Need some more structure in my head,
I better hang a memo on the fridge,
so I won’t forget
Daginne Aignend is a pseudonym for the Dutch writer, poetess, photographic artist Inge Wesdijk. She likes hardrock music, fantasy books, is a vegetarian who loves her animals. She’s the Poetry Editor of Whispers and has been published in many poetry journals, magazines and anthologies, in the ‘Tears’ Anthology of the The New York Literary Magazine’ to name one. She has a fun project website www.daginne.com
Serenade: A Moment by Glory Sasikala
He wove dreams with and around me
I will take you to the river
and make you a raft
You can lie there and float
with the current.
I’ll lift you up by a rope to our own tree house
We will watch the blue moon together
and hear the owl hoot.
I will send you love letters on lotus leaves
down the river.
I will weave you flower garlands made of buttercups.
There are open spaces in the forest
where the bamboo bloomed and died
We will go to the stream where the wild animals drink.
I will show you how the cheetah’s eyes
shine in the dark jungle
I will show you how to make baskets
out of palm leaves
And I will make love to you
among the flowers in the hillside
where the birds sing.
Glory Sasikala is a poet and writer currently residing in Chennai, Tamilnadu, India.

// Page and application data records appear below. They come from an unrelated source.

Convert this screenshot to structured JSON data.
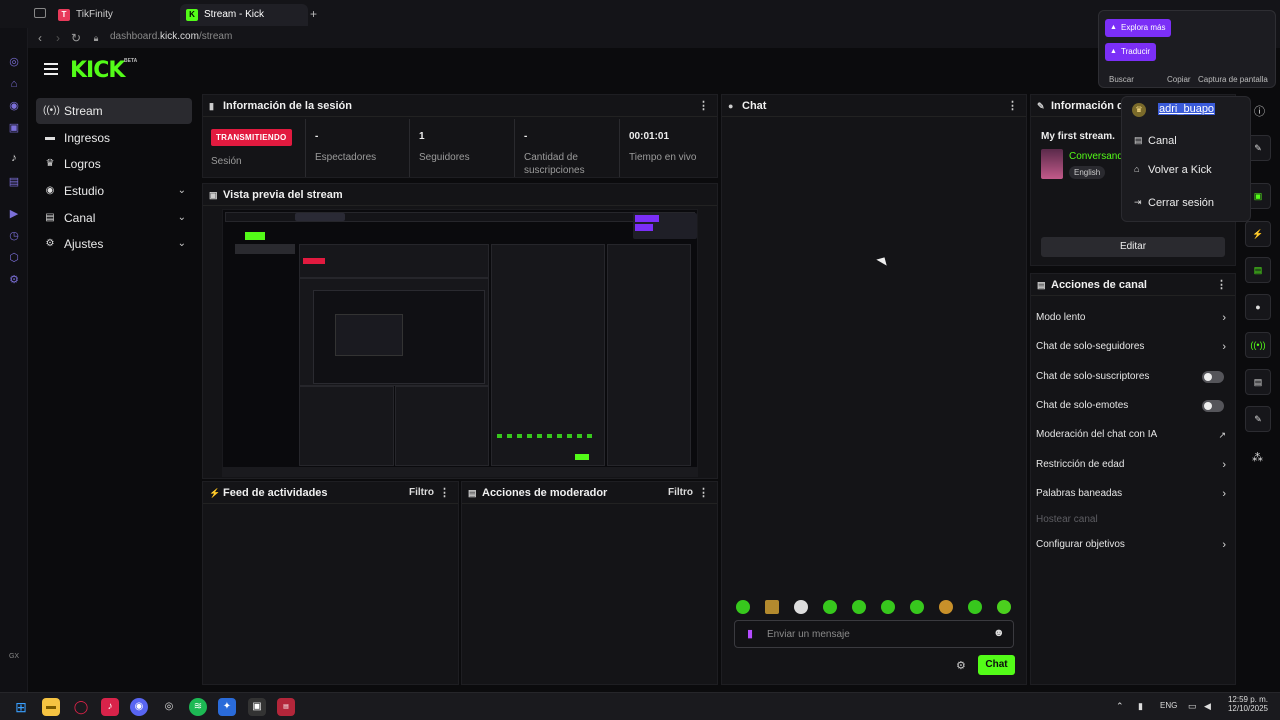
{
  "browser": {
    "tabs": [
      {
        "title": "TikFinity"
      },
      {
        "title": "Stream - Kick Dashboard"
      }
    ],
    "new_tab": "+",
    "url_prefix": "dashboard.",
    "url_domain": "kick.com",
    "url_path": "/stream"
  },
  "translator_popup": {
    "explore": "Explora más",
    "translate": "Traducir",
    "search": "Buscar",
    "copy": "Copiar",
    "screenshot": "Captura de pantalla"
  },
  "kick": {
    "logo": "KICK",
    "beta": "BETA"
  },
  "sidebar": {
    "items": [
      {
        "label": "Stream"
      },
      {
        "label": "Ingresos"
      },
      {
        "label": "Logros"
      },
      {
        "label": "Estudio"
      },
      {
        "label": "Canal"
      },
      {
        "label": "Ajustes"
      }
    ]
  },
  "session_info": {
    "title": "Información de la sesión",
    "badge": "TRANSMITIENDO",
    "session_label": "Sesión",
    "stats": [
      {
        "value": "-",
        "label": "Espectadores"
      },
      {
        "value": "1",
        "label": "Seguidores"
      },
      {
        "value": "-",
        "label": "Cantidad de suscripciones"
      },
      {
        "value": "00:01:01",
        "label": "Tiempo en vivo"
      }
    ]
  },
  "preview": {
    "title": "Vista previa del stream"
  },
  "activity_feed": {
    "title": "Feed de actividades",
    "filter": "Filtro"
  },
  "moderator_actions": {
    "title": "Acciones de moderador",
    "filter": "Filtro"
  },
  "chat": {
    "title": "Chat",
    "placeholder": "Enviar un mensaje",
    "send": "Chat"
  },
  "stream_info": {
    "title": "Información de",
    "stream_title": "My first stream.",
    "category": "Conversand",
    "language": "English",
    "edit": "Editar"
  },
  "user_menu": {
    "username": "adri_buapo",
    "items": [
      {
        "label": "Canal"
      },
      {
        "label": "Volver a Kick"
      },
      {
        "label": "Cerrar sesión"
      }
    ]
  },
  "channel_actions": {
    "title": "Acciones de canal",
    "rows": [
      {
        "label": "Modo lento",
        "control": "arrow"
      },
      {
        "label": "Chat de solo-seguidores",
        "control": "arrow"
      },
      {
        "label": "Chat de solo-suscriptores",
        "control": "toggle"
      },
      {
        "label": "Chat de solo-emotes",
        "control": "toggle"
      },
      {
        "label": "Moderación del chat con IA",
        "control": "external"
      },
      {
        "label": "Restricción de edad",
        "control": "arrow"
      },
      {
        "label": "Palabras baneadas",
        "control": "arrow"
      },
      {
        "label": "Hostear canal",
        "control": "none"
      },
      {
        "label": "Configurar objetivos",
        "control": "arrow"
      }
    ]
  },
  "taskbar": {
    "lang": "ENG",
    "time": "12:59 p. m.",
    "date": "12/10/2025"
  },
  "colors": {
    "accent": "#53fc18",
    "live": "#e21a3f",
    "panel": "#141417",
    "background": "#0b0b0d"
  }
}
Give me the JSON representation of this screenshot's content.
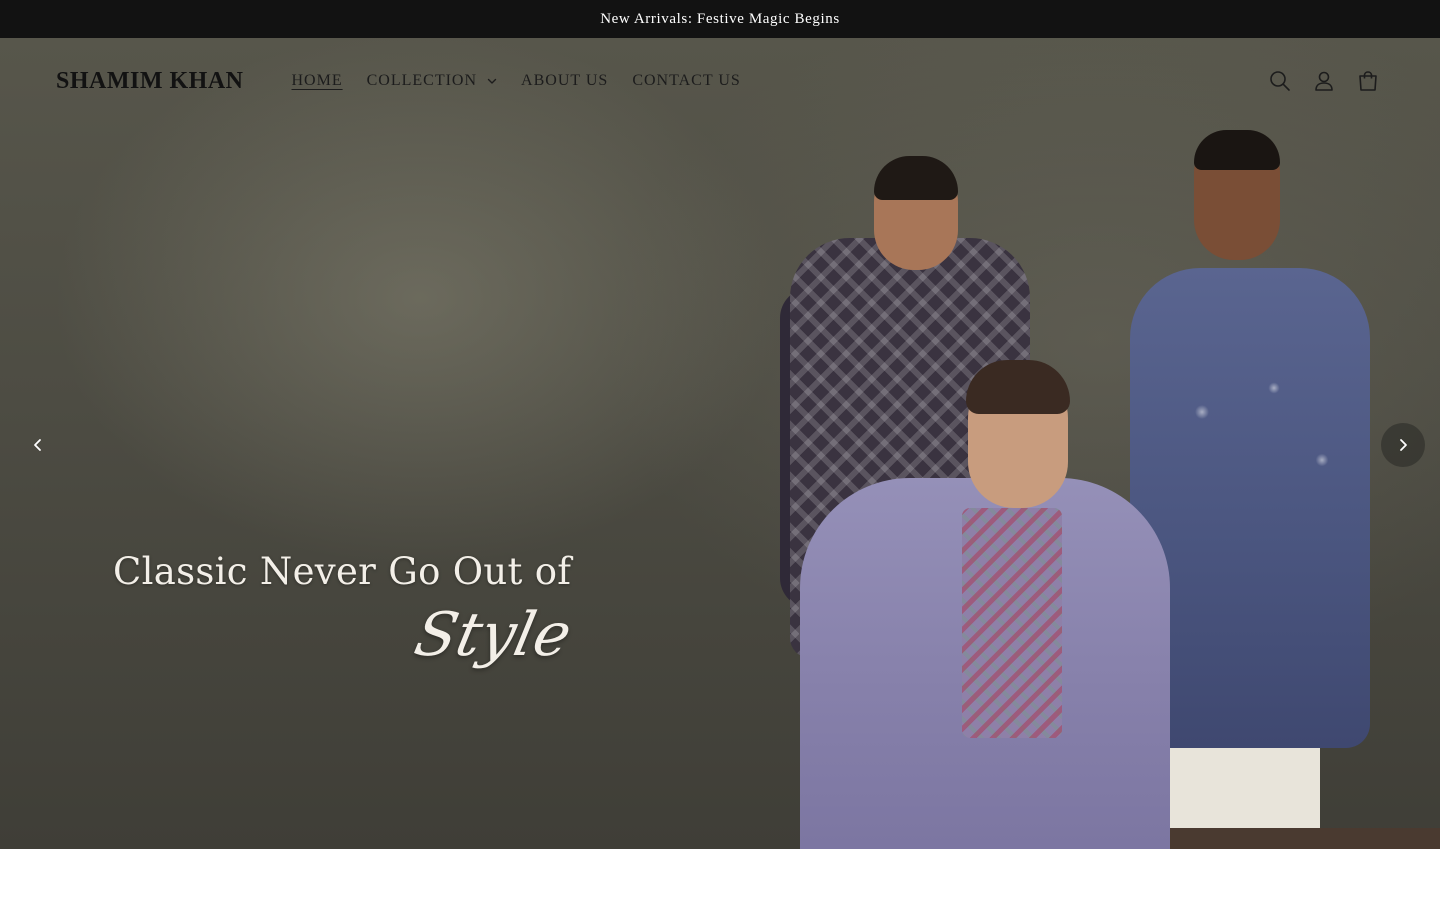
{
  "announcement": {
    "text": "New Arrivals: Festive Magic Begins"
  },
  "header": {
    "logo": "SHAMIM KHAN",
    "nav": [
      {
        "label": "HOME",
        "active": true
      },
      {
        "label": "COLLECTION",
        "has_dropdown": true
      },
      {
        "label": "ABOUT US"
      },
      {
        "label": "CONTACT US"
      }
    ],
    "icons": [
      "search-icon",
      "account-icon",
      "cart-icon"
    ]
  },
  "hero": {
    "heading": "Classic Never Go Out of",
    "script": "Style",
    "controls": [
      "chevron-left-icon",
      "chevron-right-icon"
    ]
  },
  "colors": {
    "announcement_bg": "#121212",
    "announcement_text": "#ffffff",
    "nav_text": "#1c1c1c",
    "hero_text": "#f3efe8"
  }
}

She is the Editor and Publisher of the Monthly Online Prose and Poetry magazine, ‘GloMag’ and is the administrator of the group of the same name on Facebook. She is a language editor and quality analyst by profession.